The Founders were convinced that the democracy they birthed stood on a consensual Judeo-Christian moral worldview. Today, that worldview is being rejected and replaced by a relativistic ethic that confuses truth with opinion and morality with preference.
In addition, our 24/7 media and social media platforms have amplified and exacerbated political animosity to a level that was impossible just a few years ago. There was a time when writers had to go through editors and publishers to be read; actors had to be hired and directed to be seen on screens.
Today, anyone with a cell phone can make his or her subjective opinions known to the world, no matter how corrosive and inflammatory they might be.
What do we do now?
This is a moment for compassionate courage on the part of God's people. Consider two imperatives.
First, refuse to let popular opinion and vehement rhetoric lure you from biblical truth. No matter how loudly someone claims that wrong is right, wrong is still wrong.
God's word is just that–God's word. It is just as true and relevant today as when it was first revealed to the world. Now our Lord calls us to "stand therefore, having fastened on the belt of truth" (Ephesians 6:14).
Second, pray for the courage to speak the truth. It has always been hard to follow Jesus in this broken world. Consider the price his first followers paid for their faithfulness. Think of millions of Christians being persecuted around the world right now.
George Orwell was right: "The further a society drifts from truth the more it will hate those who speak it." But the more it needs such truth in love.

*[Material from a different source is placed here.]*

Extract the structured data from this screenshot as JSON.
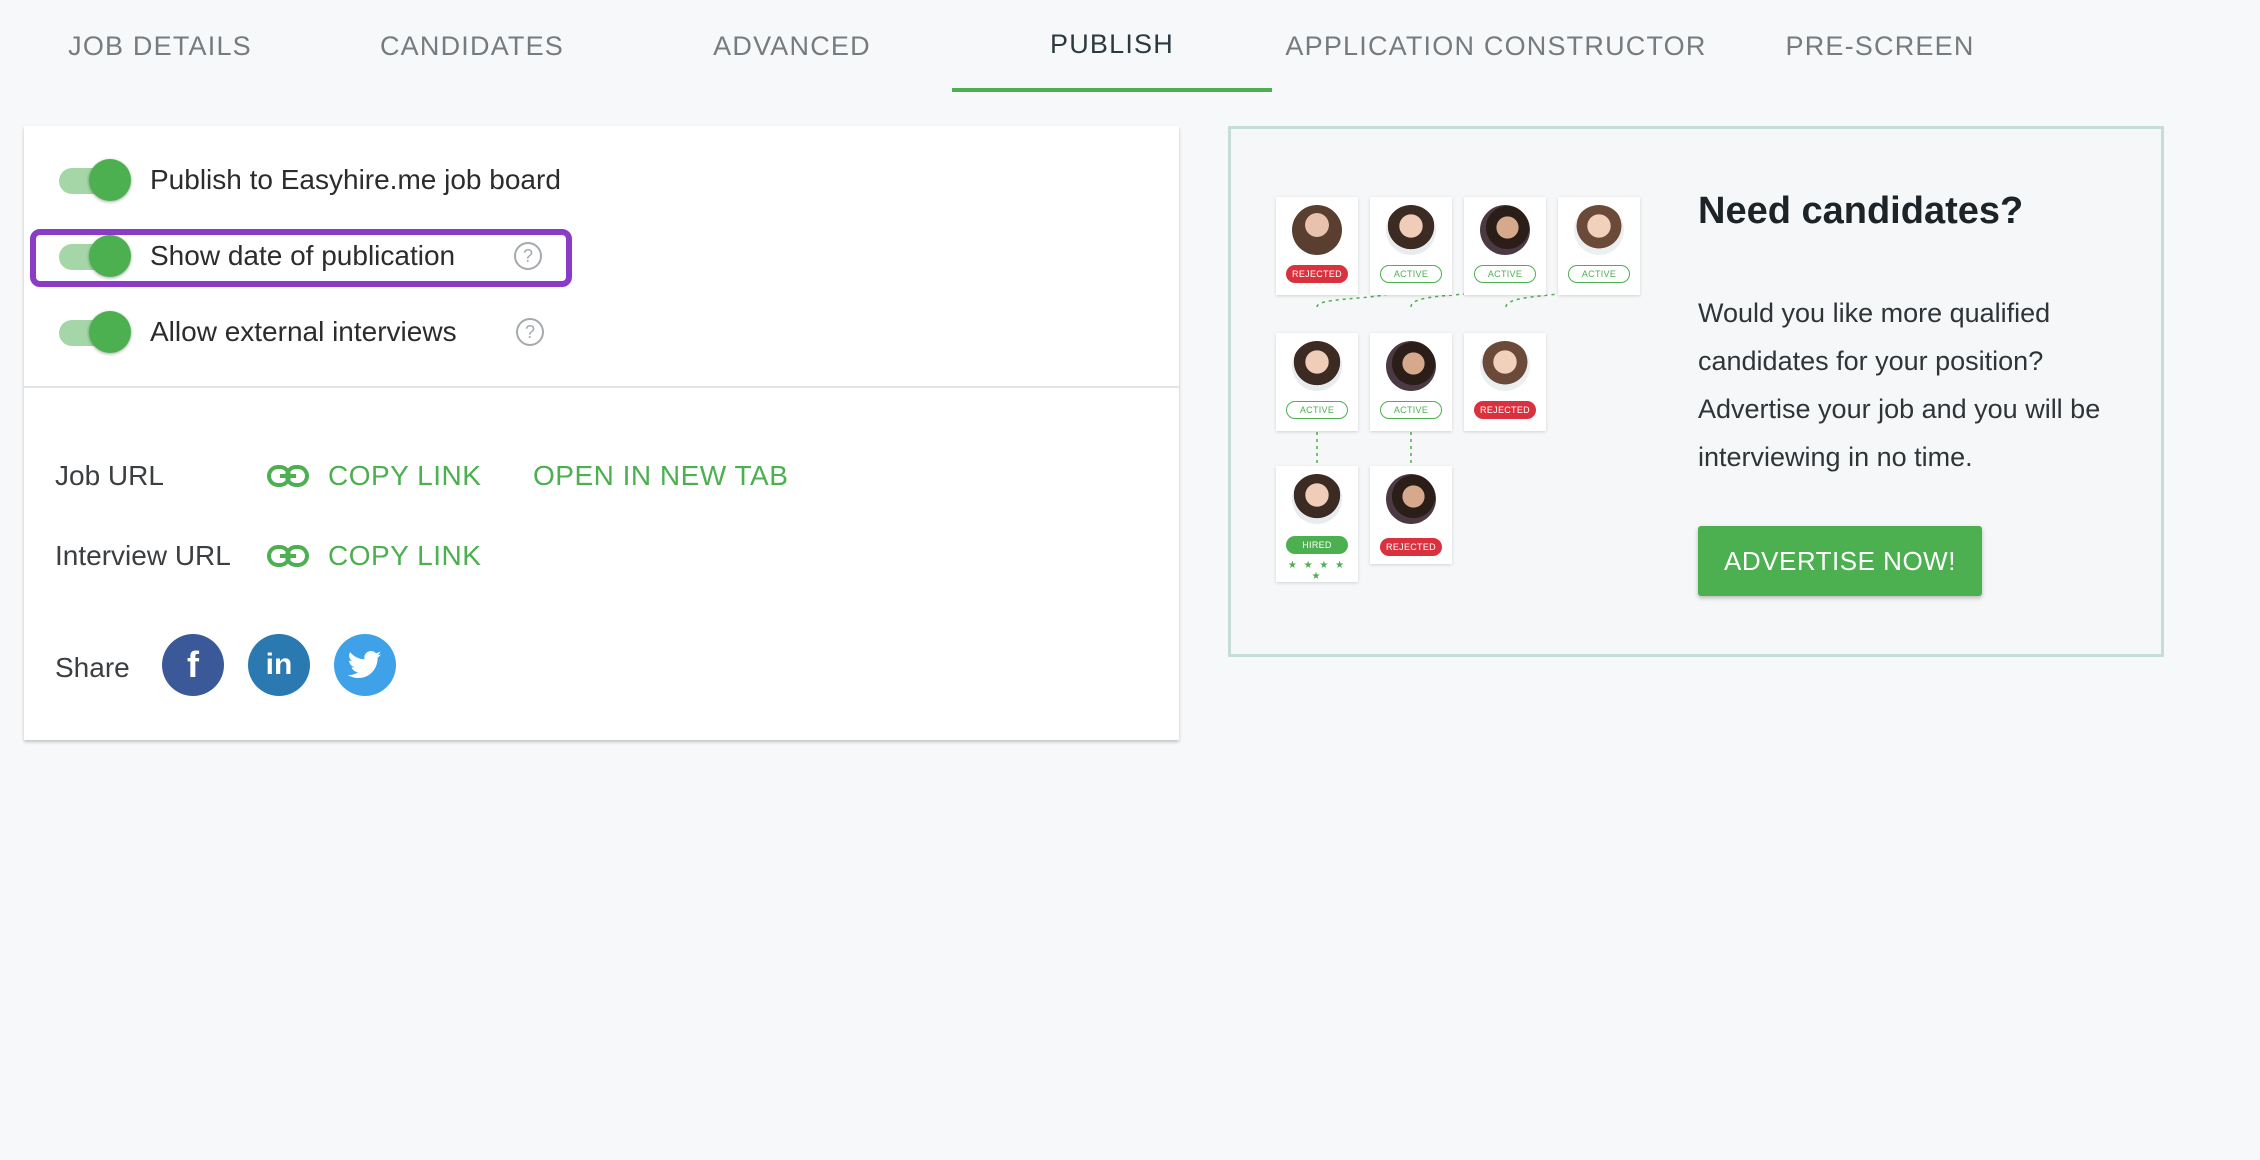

Paul testified, "I can do all things through him who strengthens me" (Philippians 4:13). So can we.